* _Records to use_
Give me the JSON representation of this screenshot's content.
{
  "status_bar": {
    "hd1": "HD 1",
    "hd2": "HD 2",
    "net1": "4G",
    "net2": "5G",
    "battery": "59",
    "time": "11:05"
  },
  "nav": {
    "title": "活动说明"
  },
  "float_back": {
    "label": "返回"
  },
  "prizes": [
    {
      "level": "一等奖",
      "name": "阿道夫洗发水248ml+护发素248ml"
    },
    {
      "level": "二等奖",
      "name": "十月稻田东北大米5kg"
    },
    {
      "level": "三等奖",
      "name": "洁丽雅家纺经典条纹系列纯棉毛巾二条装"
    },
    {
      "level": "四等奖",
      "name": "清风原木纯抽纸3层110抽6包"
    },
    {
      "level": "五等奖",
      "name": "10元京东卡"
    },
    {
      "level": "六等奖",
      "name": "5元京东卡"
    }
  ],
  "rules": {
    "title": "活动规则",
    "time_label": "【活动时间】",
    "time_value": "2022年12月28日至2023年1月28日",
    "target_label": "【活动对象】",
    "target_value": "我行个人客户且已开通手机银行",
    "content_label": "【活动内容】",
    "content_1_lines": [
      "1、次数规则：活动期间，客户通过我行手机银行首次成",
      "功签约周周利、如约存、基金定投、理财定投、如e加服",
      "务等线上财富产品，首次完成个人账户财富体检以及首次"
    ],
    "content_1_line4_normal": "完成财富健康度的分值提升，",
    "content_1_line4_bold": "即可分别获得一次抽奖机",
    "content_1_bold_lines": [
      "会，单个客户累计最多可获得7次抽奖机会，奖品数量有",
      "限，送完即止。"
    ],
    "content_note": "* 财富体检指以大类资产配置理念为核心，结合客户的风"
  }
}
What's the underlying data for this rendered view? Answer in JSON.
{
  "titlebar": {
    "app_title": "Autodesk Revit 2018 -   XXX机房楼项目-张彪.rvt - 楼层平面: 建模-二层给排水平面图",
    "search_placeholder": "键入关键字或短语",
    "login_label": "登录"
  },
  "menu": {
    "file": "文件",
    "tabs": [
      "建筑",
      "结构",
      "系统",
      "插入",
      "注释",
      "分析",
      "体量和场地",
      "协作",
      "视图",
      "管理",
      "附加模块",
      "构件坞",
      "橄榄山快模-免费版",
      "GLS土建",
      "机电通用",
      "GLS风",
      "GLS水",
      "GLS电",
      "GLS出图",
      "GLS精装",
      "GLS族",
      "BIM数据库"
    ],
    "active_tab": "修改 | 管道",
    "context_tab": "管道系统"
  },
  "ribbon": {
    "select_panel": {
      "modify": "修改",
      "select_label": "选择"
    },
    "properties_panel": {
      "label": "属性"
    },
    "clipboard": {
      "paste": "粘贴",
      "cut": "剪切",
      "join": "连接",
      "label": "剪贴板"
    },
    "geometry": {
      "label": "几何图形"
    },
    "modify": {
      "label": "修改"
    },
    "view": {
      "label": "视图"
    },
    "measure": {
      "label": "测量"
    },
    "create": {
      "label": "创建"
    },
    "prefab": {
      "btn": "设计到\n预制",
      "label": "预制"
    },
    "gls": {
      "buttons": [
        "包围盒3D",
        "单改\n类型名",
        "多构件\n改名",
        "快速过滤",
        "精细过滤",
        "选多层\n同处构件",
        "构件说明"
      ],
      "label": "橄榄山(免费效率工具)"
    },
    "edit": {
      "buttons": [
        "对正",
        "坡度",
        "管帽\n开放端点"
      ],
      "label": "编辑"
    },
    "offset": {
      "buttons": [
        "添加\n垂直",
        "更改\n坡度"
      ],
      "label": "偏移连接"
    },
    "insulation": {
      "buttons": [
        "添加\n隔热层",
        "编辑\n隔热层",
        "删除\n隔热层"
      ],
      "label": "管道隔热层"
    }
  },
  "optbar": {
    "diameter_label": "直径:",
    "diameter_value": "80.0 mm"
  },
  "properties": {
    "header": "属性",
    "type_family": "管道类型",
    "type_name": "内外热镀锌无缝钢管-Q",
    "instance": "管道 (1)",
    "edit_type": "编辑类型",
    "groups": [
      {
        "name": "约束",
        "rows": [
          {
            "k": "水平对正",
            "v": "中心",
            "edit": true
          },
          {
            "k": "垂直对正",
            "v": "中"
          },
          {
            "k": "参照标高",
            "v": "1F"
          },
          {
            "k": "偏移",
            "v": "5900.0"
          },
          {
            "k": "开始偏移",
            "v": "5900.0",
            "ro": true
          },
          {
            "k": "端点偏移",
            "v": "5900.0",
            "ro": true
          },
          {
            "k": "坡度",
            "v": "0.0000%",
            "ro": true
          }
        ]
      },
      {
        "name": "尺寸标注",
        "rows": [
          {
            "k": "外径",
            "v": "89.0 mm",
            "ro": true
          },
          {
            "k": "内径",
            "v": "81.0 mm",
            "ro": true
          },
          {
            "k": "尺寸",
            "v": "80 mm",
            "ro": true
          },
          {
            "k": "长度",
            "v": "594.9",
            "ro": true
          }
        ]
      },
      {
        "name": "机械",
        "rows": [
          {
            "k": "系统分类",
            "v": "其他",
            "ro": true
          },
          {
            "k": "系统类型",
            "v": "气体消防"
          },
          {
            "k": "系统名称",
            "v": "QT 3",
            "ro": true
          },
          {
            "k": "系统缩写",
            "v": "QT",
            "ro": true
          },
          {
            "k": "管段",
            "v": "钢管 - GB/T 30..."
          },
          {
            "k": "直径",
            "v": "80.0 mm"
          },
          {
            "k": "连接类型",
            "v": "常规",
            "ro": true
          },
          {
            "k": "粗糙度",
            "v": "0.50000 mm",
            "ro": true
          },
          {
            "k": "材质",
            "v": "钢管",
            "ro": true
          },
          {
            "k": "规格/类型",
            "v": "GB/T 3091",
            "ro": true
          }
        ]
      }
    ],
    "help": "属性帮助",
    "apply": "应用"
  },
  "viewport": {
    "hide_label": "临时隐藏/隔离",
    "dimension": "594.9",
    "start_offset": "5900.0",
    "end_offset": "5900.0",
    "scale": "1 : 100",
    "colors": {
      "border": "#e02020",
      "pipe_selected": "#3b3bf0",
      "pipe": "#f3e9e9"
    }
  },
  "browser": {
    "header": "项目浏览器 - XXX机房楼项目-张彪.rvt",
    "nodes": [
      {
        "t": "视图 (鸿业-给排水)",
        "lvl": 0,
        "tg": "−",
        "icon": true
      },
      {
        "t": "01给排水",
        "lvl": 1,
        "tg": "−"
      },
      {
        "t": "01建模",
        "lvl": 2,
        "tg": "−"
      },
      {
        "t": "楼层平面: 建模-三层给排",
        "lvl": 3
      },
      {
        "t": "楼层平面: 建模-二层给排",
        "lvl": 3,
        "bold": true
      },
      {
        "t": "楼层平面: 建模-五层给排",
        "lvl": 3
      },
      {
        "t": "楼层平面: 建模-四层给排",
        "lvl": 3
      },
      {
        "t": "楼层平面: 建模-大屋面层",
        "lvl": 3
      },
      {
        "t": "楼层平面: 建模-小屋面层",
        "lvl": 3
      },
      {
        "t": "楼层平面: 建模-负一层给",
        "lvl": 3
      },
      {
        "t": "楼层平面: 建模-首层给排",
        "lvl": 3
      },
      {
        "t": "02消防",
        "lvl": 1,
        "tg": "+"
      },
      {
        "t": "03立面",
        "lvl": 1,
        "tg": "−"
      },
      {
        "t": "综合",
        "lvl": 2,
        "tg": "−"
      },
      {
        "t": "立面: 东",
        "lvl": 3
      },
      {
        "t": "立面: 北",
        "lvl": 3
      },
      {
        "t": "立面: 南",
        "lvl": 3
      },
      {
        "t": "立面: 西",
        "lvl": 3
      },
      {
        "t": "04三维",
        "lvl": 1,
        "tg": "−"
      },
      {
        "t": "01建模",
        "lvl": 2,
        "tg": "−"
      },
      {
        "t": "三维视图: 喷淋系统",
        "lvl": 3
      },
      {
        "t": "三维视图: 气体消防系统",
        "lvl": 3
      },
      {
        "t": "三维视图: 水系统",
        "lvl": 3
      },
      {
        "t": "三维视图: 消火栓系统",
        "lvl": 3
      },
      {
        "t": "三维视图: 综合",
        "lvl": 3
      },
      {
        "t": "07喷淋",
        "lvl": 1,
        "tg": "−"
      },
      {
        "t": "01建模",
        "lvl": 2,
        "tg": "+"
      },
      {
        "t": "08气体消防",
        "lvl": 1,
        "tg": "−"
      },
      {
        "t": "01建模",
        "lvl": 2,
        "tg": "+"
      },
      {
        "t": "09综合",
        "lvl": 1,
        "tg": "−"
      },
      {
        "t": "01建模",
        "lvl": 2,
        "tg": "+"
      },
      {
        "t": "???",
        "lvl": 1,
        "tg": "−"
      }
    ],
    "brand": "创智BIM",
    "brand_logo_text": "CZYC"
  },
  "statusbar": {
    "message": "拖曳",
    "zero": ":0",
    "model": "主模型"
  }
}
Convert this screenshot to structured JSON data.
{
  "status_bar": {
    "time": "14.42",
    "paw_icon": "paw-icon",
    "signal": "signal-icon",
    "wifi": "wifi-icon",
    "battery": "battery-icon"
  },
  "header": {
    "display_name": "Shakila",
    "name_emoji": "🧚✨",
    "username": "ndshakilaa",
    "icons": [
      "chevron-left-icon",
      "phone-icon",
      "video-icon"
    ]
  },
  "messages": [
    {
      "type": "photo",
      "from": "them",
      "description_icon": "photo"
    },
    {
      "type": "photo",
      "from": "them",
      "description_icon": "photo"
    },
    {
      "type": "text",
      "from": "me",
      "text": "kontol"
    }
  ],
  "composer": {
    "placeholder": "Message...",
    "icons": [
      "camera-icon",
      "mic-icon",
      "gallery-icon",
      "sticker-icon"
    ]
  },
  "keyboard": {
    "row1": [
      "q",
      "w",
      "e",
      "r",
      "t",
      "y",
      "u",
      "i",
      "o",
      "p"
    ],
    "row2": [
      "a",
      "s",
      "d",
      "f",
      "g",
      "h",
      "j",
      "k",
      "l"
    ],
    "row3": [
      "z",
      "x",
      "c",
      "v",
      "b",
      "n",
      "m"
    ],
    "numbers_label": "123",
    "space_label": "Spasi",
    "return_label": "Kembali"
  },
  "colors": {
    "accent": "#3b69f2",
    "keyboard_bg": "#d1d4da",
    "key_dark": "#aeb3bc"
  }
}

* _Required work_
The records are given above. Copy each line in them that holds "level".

* _Finished task_
      "level": "一等奖",
      "level": "二等奖",
      "level": "三等奖",
      "level": "四等奖",
      "level": "五等奖",
      "level": "六等奖",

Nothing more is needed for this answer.